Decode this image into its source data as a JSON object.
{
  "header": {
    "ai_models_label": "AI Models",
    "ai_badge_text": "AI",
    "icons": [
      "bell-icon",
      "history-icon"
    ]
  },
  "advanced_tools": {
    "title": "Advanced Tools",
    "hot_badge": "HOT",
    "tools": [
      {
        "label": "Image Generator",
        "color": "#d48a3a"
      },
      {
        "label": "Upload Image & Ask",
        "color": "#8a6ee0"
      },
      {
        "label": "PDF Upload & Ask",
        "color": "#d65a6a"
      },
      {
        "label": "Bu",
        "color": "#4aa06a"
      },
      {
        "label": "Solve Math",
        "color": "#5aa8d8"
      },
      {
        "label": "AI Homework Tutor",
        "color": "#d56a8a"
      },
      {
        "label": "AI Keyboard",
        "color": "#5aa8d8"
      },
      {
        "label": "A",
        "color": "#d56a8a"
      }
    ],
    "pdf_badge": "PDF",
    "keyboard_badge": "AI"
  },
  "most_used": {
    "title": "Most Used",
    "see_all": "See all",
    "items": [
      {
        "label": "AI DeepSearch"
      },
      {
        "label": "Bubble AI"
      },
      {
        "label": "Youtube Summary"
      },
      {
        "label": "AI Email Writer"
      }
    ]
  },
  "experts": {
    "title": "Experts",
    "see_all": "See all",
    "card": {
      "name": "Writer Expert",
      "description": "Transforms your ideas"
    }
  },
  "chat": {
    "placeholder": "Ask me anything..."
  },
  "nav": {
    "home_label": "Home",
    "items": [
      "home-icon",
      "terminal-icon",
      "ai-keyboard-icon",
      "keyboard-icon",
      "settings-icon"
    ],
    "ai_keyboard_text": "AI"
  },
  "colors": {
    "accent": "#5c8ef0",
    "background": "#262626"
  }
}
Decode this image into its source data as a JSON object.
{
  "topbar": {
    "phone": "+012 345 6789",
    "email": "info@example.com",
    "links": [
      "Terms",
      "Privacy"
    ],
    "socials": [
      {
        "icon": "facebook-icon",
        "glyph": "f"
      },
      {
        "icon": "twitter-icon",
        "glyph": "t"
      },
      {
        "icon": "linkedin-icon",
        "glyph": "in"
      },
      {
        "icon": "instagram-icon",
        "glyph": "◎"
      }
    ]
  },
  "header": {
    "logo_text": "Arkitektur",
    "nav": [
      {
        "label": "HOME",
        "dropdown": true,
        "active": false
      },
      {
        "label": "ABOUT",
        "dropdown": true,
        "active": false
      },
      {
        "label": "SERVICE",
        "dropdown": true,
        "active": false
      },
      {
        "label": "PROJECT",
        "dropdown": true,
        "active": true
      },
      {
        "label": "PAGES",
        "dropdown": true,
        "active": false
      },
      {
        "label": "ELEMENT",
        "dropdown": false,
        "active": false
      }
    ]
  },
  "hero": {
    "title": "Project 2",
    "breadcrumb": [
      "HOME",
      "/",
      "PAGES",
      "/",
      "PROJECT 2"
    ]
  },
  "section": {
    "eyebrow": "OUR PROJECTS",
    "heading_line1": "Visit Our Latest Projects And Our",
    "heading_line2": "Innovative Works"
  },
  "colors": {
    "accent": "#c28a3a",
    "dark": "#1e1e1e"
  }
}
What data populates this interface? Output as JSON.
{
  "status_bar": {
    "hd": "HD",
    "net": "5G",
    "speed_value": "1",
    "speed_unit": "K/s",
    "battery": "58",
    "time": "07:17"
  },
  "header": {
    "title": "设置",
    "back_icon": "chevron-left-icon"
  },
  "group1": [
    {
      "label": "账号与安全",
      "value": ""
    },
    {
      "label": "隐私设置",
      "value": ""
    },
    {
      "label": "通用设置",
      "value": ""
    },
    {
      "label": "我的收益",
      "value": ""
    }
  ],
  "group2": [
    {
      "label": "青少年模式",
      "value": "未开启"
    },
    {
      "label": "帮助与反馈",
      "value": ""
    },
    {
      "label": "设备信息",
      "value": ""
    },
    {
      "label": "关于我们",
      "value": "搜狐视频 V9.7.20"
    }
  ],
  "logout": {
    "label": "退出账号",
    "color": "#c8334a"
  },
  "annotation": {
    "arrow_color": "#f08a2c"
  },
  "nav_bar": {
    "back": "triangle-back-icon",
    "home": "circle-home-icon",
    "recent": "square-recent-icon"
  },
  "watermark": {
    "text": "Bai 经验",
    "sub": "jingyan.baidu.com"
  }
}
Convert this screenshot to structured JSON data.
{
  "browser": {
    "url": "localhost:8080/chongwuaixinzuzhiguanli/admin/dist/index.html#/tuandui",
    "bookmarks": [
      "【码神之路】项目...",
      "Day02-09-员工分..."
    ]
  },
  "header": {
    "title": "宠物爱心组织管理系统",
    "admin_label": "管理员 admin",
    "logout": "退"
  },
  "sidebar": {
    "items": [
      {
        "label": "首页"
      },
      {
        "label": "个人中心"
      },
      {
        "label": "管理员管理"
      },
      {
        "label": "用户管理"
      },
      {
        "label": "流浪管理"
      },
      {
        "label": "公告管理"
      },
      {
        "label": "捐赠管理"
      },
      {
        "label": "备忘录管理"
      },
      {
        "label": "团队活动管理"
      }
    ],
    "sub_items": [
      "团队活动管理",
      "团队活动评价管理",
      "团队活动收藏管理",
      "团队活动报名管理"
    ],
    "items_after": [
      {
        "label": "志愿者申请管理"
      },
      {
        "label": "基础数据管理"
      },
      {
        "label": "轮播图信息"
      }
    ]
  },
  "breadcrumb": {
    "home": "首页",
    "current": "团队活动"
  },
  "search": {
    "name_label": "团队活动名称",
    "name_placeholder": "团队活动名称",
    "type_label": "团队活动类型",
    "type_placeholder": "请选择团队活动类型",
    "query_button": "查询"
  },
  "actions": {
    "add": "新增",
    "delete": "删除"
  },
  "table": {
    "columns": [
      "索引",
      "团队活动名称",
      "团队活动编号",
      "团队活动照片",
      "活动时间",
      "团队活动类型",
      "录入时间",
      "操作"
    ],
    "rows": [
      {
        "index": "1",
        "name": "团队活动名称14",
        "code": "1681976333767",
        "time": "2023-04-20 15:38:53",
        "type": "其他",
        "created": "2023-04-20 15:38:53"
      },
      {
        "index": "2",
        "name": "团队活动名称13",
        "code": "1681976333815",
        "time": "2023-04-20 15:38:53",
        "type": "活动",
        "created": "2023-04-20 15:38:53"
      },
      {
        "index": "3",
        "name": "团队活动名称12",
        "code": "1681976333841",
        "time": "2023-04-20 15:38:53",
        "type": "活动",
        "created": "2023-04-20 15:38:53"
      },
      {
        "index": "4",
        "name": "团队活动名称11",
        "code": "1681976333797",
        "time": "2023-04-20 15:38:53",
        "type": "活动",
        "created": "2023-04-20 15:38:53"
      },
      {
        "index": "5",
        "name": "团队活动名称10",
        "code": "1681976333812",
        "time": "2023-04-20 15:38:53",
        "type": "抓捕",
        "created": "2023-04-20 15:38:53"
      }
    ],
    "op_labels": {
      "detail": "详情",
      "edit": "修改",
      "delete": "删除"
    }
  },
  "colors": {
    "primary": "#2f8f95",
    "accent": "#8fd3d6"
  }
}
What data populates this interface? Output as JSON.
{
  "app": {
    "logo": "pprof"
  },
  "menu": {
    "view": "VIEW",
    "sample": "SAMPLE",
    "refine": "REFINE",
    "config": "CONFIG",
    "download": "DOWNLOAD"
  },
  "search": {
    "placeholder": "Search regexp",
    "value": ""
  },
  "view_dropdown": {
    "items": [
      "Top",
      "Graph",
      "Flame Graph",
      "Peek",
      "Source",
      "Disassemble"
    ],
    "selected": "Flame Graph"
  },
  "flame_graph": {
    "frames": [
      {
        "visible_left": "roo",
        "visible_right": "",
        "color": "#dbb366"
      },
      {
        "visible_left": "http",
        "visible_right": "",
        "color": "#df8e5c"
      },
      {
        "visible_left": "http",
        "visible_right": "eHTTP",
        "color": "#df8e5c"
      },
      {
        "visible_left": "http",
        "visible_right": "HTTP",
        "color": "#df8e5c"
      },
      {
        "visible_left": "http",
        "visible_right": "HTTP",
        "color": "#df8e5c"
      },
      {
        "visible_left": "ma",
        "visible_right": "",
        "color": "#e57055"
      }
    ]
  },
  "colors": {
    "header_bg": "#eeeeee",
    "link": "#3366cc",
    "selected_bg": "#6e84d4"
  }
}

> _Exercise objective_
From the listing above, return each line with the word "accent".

> _Exercise result_
    "accent": "#5c8ef0",
    "accent": "#c28a3a",
    "accent": "#8fd3d6"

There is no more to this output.